By Erica Werner & Ricardo Alonso-Zaldivar, Associated Press Writers¿
A comparison of the health care bills before Congress:
The Senate Democratic bill (Patient Protection and Affordable Care Act):
WHO'S COVERED: About 94 percent of legal residents under age 65 — compared with 83 percent now. Government subsidies to help buy coverage start in 2014. Illegal immigrants would not receive assistance.
COST: Coverage provisions cost $849 billion over 10 years.
HOW IT'S PAID FOR: Fees on insurance companies, drugmakers, medical device manufacturers. Medicare payroll tax increased to 1.95 percent on income over $200,000 a year for individuals; $250,000 for couples. New 5 percent tax on elective cosmetic surgery. Cuts to Medicare and Medicaid. Excise tax on insurance companies, keyed to premiums paid on health care plans costing more than $8,500 annually for individuals and $23,000 for families. Fees on employers whose workers receive government subsidies to help them pay premiums. Fines on people who fail to purchase coverage.
REQUIREMENTS FOR INDIVIDUALS: Almost everyone must get coverage through an employer, on their own or through a government plan. Exemptions for economic hardship. Those who are obligated to buy coverage and refuse to do so would pay a fine starting at $95 in 2014 and rising to $750

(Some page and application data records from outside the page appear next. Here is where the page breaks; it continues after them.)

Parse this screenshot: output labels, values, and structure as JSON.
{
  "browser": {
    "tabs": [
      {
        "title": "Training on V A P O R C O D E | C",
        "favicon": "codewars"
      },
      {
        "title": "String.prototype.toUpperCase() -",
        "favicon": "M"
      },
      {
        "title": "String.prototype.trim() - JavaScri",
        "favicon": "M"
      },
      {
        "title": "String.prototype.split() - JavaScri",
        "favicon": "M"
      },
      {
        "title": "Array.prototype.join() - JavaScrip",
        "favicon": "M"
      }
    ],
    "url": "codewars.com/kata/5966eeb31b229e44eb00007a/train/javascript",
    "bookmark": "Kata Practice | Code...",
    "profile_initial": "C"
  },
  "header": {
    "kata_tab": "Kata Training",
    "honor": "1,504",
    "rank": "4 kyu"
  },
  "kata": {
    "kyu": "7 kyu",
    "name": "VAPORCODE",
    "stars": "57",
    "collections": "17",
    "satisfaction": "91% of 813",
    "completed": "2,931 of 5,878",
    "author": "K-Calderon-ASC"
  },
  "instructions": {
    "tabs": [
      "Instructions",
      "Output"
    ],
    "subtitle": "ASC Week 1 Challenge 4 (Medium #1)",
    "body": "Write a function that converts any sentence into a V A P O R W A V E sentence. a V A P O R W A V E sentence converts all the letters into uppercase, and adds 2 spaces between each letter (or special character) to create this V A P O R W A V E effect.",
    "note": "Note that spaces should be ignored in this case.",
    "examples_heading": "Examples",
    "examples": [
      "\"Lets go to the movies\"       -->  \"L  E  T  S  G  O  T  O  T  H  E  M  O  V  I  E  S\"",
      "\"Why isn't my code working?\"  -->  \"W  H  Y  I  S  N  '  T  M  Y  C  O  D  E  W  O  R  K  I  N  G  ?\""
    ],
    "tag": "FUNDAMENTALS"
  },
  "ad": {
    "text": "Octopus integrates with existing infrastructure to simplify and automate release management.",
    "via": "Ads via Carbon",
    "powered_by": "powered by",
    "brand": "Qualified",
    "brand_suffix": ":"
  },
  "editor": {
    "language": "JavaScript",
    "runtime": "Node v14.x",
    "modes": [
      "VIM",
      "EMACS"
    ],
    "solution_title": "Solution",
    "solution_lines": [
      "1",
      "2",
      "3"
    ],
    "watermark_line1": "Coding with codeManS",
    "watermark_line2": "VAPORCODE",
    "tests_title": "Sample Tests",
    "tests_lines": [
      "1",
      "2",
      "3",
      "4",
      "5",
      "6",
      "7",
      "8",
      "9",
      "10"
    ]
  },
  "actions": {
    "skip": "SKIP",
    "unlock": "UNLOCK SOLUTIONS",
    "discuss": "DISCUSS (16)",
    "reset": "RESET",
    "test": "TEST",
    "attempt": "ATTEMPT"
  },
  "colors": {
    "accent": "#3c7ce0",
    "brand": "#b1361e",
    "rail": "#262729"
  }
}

REQUIREMENTS FOR EMPLOYERS: Not required to offer coverage, but medium and large companies would pay a fee if the government ends up subsidizing employees' coverage.

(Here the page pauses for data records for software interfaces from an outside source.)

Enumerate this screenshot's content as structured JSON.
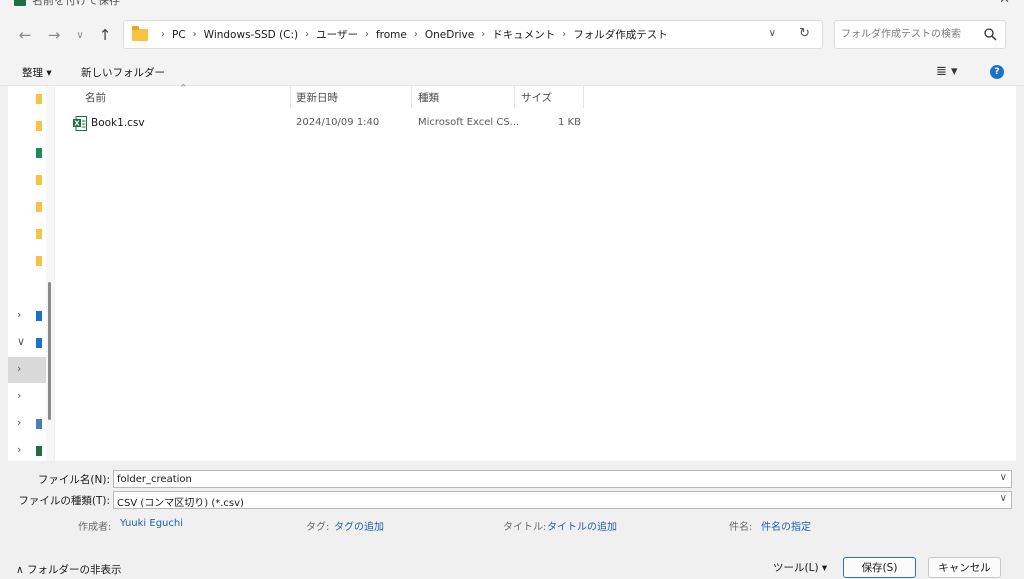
{
  "window": {
    "title": "名前を付けて保存",
    "close_glyph": "✕"
  },
  "nav": {
    "back_glyph": "←",
    "forward_glyph": "→",
    "recent_glyph": "∨",
    "up_glyph": "↑",
    "breadcrumb": [
      "PC",
      "Windows-SSD (C:)",
      "ユーザー",
      "frome",
      "OneDrive",
      "ドキュメント",
      "フォルダ作成テスト"
    ],
    "dropdown_glyph": "∨",
    "refresh_glyph": "↻",
    "search_placeholder": "フォルダ作成テストの検索"
  },
  "toolbar": {
    "organize_label": "整理 ▾",
    "new_folder_label": "新しいフォルダー",
    "view_glyph": "≣ ▾",
    "help_glyph": "?"
  },
  "navpane": {
    "rows": [
      {
        "chevron": "",
        "color": "#f6c343"
      },
      {
        "chevron": "",
        "color": "#f6c343"
      },
      {
        "chevron": "",
        "color": "#1d8a5a"
      },
      {
        "chevron": "",
        "color": "#f6c343"
      },
      {
        "chevron": "",
        "color": "#f6c343"
      },
      {
        "chevron": "",
        "color": "#f6c343"
      },
      {
        "chevron": "",
        "color": "#f6c343"
      },
      {
        "chevron": "›",
        "color": "#1a73c9"
      },
      {
        "chevron": "∨",
        "color": "#1a73c9"
      },
      {
        "chevron": "›",
        "color": ""
      },
      {
        "chevron": "›",
        "color": ""
      },
      {
        "chevron": "›",
        "color": "#4a7fb5"
      },
      {
        "chevron": "›",
        "color": "#1d6f42"
      }
    ]
  },
  "filelist": {
    "columns": {
      "name": "名前",
      "modified": "更新日時",
      "type": "種類",
      "size": "サイズ"
    },
    "sort_glyph": "^",
    "files": [
      {
        "name": "Book1.csv",
        "modified": "2024/10/09 1:40",
        "type": "Microsoft Excel CS...",
        "size": "1 KB"
      }
    ]
  },
  "save": {
    "filename_label": "ファイル名(N):",
    "filename_value": "folder_creation",
    "filetype_label": "ファイルの種類(T):",
    "filetype_value": "CSV (コンマ区切り) (*.csv)",
    "combo_arrow": "∨",
    "author_label": "作成者:",
    "author_value": "Yuuki Eguchi",
    "tags_label": "タグ:",
    "tags_value": "タグの追加",
    "title_label": "タイトル:",
    "title_value": "タイトルの追加",
    "subject_label": "件名:",
    "subject_value": "件名の指定"
  },
  "bottom": {
    "hide_folders_label": "∧ フォルダーの非表示",
    "tools_label": "ツール(L)   ▾",
    "save_label": "保存(S)",
    "cancel_label": "キャンセル"
  },
  "colors": {
    "accent": "#1a73c9",
    "excel_green": "#1d6f42",
    "link_blue": "#1f5fae"
  }
}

SUBSIDIES: Tax credits for individuals and families likely making up to 400 percent of the federal poverty level, which computes to $88,200 for a family of four. Tax credits for small employers.
BENEFITS PACKAGE: All plans sold to individuals and small businesses would have to cover basic benefits. The government would set four levels of coverage: The least generous would pay an estimated 60 percent of health care costs per year; the most generous would cover an estimated 90 percent.